[Excerpts from an interface dataset]
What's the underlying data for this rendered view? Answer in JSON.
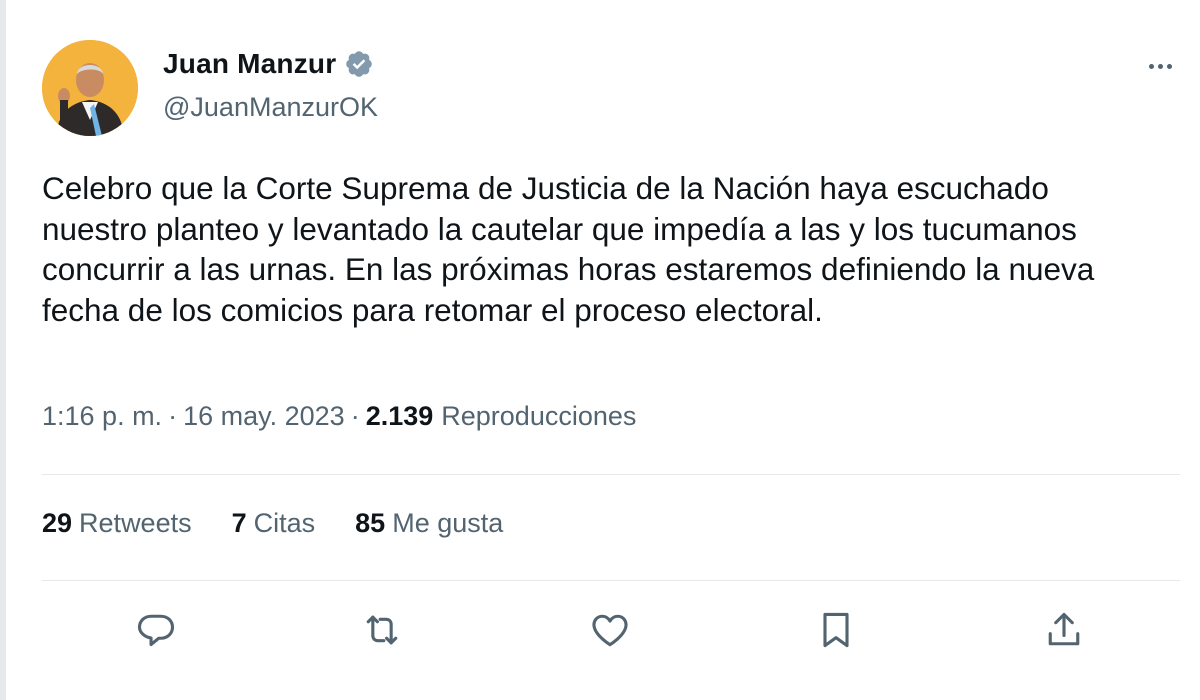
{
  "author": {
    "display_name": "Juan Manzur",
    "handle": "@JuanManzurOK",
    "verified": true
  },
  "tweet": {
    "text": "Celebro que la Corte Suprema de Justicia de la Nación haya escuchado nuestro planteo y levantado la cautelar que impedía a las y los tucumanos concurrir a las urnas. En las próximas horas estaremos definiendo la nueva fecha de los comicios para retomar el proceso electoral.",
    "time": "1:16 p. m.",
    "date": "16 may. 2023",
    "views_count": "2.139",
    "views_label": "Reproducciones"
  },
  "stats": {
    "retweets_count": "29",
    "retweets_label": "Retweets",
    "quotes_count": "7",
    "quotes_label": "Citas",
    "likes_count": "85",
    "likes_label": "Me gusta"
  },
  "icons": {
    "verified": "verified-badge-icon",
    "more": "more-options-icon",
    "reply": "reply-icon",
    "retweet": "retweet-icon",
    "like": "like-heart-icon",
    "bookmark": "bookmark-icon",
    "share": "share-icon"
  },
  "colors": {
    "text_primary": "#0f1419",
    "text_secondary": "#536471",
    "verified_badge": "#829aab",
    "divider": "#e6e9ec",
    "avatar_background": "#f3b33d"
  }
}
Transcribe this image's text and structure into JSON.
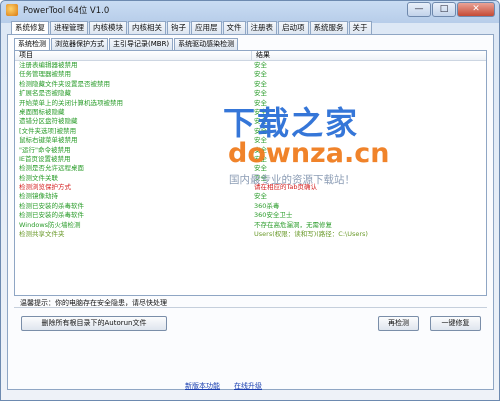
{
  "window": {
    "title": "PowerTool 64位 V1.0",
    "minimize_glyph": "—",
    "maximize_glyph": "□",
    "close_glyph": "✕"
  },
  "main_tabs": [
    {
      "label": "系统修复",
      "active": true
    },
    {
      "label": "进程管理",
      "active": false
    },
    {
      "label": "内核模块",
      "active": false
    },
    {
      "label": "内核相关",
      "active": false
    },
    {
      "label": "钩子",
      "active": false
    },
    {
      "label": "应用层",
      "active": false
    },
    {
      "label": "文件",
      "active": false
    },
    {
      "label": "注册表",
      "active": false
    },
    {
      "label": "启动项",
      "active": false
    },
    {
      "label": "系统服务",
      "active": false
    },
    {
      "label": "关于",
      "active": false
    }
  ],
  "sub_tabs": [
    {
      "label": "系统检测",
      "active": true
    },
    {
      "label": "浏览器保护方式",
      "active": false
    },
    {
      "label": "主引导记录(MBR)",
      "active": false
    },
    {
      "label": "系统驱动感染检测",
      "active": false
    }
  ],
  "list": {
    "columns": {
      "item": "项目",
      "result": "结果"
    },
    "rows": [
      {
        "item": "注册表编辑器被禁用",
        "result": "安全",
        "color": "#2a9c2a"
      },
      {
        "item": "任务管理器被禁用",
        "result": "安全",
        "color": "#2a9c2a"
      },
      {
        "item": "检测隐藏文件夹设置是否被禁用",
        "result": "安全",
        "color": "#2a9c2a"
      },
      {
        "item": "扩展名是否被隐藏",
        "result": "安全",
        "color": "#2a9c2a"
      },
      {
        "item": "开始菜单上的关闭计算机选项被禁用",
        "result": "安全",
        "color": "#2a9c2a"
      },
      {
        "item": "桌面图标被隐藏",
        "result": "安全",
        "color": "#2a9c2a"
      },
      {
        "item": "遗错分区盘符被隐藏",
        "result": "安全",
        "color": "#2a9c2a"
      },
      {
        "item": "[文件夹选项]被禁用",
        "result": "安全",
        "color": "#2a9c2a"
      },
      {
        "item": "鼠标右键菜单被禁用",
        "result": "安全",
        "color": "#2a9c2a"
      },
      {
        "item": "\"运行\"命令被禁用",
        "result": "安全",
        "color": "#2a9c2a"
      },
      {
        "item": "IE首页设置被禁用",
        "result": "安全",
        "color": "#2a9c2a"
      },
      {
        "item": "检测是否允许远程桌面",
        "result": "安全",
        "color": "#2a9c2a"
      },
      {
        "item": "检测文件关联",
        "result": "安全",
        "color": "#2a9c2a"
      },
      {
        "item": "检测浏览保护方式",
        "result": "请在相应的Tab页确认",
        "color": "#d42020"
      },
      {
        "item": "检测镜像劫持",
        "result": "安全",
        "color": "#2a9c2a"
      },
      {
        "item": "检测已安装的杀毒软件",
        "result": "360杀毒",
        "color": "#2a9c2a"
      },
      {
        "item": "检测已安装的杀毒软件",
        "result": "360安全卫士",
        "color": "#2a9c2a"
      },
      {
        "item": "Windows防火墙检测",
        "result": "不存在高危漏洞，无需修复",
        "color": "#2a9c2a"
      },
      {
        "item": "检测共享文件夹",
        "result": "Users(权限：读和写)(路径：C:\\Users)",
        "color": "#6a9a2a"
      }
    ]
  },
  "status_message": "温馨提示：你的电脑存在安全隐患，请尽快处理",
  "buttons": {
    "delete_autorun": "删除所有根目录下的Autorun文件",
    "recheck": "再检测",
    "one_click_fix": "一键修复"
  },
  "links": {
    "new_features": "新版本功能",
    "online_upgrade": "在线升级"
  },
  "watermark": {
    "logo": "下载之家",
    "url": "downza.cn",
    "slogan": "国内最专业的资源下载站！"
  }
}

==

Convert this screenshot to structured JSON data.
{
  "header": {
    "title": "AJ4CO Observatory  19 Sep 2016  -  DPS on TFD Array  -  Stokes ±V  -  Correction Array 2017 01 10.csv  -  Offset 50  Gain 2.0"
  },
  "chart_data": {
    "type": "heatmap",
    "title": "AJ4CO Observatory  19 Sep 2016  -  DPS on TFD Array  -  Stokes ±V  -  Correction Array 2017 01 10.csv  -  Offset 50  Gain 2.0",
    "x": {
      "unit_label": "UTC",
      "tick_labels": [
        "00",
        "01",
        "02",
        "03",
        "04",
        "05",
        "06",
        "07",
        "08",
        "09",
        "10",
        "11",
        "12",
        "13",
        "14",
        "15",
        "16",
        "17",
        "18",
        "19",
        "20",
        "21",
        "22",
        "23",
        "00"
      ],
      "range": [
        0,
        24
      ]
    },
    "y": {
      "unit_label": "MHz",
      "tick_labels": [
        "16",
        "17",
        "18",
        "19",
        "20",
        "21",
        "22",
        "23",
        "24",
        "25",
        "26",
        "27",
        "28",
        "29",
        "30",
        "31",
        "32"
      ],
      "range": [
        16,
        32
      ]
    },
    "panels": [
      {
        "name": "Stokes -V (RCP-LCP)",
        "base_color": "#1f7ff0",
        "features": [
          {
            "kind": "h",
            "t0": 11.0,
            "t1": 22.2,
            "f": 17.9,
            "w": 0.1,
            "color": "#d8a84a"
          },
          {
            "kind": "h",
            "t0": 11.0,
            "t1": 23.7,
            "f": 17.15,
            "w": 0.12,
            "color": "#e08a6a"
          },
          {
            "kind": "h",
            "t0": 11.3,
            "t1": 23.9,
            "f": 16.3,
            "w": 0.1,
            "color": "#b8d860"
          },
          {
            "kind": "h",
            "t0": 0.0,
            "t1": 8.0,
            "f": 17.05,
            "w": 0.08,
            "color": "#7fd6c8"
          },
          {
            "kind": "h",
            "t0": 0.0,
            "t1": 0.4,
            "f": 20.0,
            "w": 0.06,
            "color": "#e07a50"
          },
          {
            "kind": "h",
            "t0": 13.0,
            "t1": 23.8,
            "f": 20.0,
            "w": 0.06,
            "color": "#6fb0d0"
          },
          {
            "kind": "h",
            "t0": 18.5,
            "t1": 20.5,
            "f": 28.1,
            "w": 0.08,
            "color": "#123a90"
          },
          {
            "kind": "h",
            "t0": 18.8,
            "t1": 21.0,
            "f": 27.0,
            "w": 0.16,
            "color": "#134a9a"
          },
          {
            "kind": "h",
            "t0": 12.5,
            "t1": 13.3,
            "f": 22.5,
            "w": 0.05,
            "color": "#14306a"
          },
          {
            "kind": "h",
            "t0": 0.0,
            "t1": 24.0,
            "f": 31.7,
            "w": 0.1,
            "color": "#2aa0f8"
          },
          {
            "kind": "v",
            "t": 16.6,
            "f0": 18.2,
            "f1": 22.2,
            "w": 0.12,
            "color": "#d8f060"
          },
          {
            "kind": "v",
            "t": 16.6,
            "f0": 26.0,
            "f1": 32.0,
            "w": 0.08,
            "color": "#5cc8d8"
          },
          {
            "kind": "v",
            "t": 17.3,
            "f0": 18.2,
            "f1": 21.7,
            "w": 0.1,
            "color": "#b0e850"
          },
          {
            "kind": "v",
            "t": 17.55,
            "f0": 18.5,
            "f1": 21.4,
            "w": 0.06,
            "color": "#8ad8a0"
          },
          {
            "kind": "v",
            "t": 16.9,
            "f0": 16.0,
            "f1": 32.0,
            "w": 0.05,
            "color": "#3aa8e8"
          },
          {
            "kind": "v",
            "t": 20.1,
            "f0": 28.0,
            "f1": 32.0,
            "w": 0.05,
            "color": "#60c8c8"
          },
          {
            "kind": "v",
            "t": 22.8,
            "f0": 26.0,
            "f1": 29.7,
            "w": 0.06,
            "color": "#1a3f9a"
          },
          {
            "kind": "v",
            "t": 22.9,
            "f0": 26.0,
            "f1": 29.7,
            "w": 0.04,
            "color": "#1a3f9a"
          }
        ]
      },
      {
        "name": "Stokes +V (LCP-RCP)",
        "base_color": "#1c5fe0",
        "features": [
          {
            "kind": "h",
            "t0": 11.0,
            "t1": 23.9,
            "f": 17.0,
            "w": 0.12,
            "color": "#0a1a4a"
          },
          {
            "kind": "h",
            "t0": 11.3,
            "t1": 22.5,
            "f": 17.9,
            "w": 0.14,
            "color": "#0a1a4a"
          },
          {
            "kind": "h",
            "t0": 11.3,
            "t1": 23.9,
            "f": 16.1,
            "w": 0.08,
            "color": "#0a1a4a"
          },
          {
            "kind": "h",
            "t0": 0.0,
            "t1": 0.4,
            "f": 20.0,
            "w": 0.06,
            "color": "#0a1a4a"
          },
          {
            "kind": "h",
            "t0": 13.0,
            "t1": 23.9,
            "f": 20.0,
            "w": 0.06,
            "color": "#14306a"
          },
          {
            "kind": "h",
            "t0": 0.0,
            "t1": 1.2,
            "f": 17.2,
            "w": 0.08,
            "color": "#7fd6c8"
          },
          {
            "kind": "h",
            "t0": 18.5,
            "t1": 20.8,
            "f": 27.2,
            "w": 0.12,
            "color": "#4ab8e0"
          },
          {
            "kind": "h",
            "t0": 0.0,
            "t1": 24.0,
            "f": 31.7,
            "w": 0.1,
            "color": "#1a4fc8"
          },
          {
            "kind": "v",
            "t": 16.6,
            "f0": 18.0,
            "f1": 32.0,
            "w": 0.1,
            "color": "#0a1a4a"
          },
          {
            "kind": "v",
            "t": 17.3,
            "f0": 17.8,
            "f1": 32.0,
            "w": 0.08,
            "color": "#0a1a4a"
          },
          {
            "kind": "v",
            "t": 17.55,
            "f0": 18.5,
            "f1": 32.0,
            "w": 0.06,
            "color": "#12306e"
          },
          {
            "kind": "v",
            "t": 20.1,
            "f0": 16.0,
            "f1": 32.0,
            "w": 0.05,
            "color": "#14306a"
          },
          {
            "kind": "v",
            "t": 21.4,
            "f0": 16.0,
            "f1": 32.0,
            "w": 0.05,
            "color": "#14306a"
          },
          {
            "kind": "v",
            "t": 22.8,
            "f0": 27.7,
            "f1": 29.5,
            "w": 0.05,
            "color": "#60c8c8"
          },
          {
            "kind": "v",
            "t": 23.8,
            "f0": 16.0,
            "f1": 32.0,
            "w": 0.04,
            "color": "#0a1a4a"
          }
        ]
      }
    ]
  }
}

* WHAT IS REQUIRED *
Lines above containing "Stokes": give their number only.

* RESPONSE TO THIS EXERCISE *
4